Start of INFORMATION SUPPLIED
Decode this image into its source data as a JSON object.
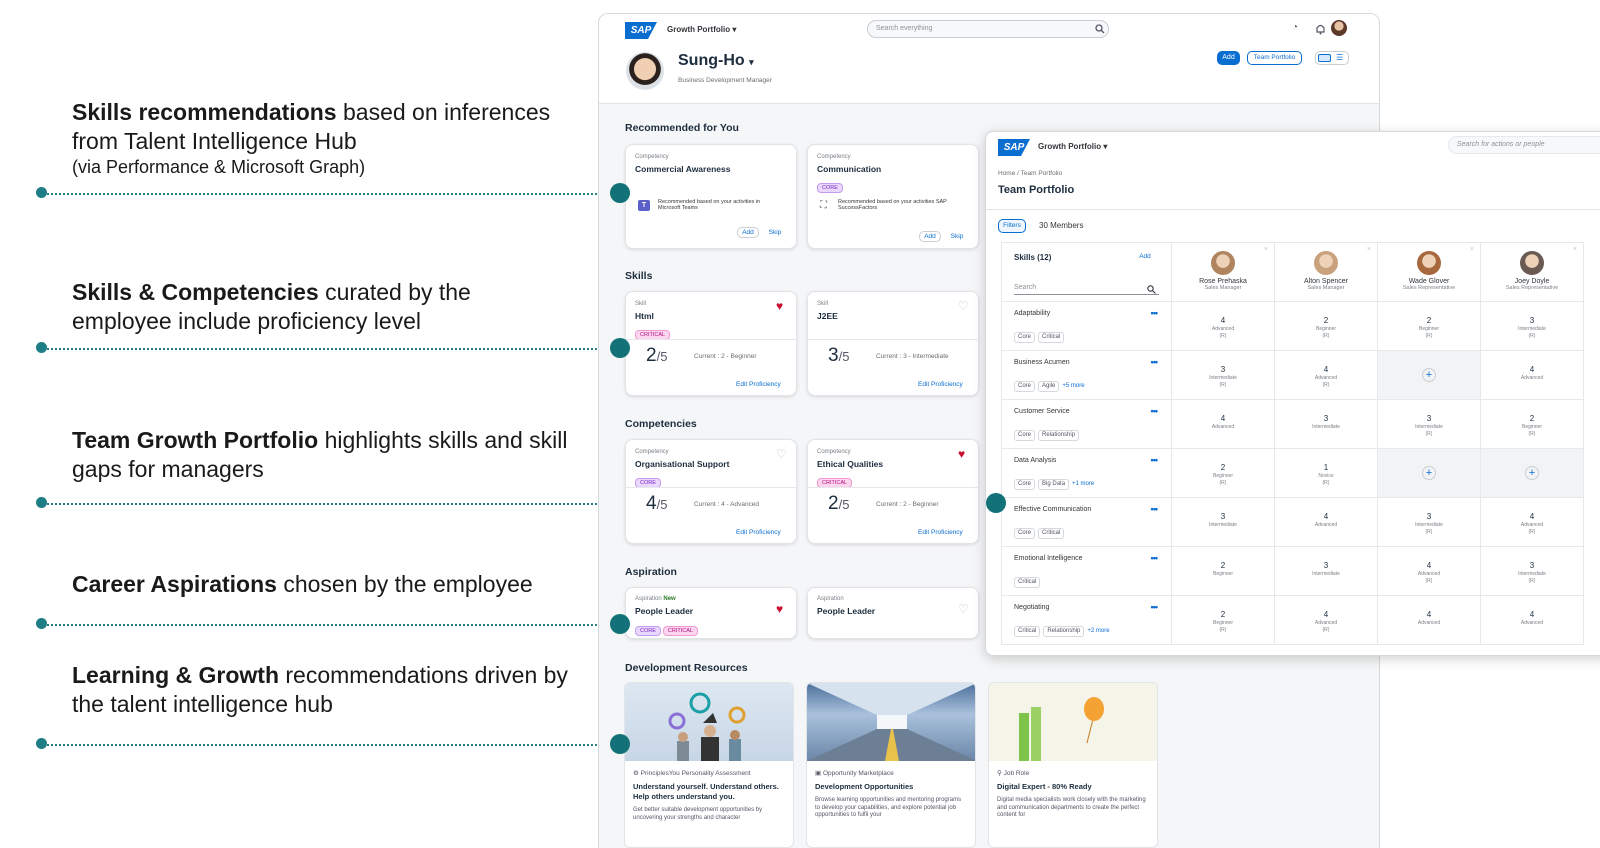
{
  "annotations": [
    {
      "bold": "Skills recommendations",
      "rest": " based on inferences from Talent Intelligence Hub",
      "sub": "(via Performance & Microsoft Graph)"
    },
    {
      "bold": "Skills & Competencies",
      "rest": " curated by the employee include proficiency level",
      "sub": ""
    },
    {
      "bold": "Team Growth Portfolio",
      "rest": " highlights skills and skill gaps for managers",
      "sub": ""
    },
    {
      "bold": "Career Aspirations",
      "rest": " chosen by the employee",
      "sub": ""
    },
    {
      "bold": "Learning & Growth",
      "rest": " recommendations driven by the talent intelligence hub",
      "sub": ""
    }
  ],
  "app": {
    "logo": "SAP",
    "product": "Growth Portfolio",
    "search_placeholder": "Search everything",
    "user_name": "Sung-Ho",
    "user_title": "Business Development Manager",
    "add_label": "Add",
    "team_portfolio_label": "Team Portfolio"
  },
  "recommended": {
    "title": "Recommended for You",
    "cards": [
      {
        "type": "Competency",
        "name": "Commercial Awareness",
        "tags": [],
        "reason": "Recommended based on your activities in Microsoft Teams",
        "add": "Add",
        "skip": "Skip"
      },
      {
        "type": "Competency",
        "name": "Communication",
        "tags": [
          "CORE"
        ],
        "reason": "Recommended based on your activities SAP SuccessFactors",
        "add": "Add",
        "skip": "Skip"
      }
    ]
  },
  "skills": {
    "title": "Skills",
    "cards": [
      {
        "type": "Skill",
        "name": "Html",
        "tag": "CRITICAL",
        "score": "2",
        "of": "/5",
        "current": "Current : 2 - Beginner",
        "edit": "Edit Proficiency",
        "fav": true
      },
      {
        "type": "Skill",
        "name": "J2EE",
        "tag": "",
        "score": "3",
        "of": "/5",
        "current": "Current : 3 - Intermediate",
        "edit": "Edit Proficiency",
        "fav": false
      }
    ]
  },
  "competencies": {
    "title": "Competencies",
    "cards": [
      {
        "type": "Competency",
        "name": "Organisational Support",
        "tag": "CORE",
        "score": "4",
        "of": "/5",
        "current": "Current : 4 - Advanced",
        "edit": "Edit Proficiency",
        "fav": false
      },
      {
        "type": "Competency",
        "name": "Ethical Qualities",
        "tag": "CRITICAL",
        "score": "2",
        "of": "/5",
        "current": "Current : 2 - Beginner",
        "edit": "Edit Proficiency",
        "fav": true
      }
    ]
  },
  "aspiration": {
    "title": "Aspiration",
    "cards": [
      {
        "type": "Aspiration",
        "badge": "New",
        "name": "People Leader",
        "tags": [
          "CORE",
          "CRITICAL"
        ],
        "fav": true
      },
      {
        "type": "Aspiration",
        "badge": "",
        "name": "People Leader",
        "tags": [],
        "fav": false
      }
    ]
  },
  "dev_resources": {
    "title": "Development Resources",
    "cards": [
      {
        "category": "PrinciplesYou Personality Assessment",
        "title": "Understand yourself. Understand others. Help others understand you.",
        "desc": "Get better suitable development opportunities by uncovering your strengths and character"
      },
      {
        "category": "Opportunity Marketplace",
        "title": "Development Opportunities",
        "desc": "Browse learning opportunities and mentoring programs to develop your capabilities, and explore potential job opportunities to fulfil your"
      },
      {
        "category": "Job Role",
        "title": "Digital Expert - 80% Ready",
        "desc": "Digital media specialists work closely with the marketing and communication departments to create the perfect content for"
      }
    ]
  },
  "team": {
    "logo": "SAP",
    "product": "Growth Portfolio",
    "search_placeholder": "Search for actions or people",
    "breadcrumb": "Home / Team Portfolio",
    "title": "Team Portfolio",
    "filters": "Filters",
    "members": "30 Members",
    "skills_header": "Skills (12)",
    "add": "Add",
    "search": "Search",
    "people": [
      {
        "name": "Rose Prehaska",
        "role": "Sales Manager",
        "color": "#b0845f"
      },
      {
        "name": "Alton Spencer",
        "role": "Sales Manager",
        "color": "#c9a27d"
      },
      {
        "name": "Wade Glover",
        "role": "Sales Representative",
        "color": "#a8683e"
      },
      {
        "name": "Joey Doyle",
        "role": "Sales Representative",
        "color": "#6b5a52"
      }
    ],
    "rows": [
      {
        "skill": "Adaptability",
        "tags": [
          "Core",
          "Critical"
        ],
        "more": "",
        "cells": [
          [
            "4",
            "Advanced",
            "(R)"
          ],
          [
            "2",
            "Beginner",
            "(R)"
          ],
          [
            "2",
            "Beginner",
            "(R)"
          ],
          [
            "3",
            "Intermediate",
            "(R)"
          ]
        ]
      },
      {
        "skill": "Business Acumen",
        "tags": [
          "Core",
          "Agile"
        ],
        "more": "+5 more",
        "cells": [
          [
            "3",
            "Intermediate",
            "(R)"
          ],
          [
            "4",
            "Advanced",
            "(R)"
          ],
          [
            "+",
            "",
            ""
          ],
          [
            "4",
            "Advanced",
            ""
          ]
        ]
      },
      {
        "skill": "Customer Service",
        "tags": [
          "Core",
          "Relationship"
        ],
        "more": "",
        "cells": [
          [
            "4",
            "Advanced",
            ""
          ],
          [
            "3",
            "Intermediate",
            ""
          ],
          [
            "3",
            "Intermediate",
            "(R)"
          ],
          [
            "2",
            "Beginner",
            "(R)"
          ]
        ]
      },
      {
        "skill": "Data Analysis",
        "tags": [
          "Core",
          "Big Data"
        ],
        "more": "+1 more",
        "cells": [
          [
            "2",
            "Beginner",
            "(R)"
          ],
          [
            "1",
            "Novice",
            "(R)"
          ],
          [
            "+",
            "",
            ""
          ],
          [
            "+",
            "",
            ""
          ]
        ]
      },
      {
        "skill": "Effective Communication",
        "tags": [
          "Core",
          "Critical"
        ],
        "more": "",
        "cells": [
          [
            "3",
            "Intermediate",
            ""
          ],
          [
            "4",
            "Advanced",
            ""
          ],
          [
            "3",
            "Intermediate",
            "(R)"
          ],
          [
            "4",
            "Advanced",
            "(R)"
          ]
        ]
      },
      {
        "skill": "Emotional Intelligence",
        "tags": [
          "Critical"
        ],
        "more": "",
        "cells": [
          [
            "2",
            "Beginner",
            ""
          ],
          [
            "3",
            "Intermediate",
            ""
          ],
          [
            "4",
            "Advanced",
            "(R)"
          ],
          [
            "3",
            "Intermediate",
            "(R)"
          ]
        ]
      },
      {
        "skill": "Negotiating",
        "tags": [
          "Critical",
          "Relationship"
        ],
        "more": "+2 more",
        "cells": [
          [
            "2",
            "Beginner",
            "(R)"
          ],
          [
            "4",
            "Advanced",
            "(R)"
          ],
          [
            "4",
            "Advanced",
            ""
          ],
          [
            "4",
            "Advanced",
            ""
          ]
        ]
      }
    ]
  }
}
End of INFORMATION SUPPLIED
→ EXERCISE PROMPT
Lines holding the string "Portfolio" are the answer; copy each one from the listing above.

→ TASK OUTPUT
      "bold": "Team Growth Portfolio",
    "product": "Growth Portfolio",
    "team_portfolio_label": "Team Portfolio"
    "product": "Growth Portfolio",
    "breadcrumb": "Home / Team Portfolio",
    "title": "Team Portfolio",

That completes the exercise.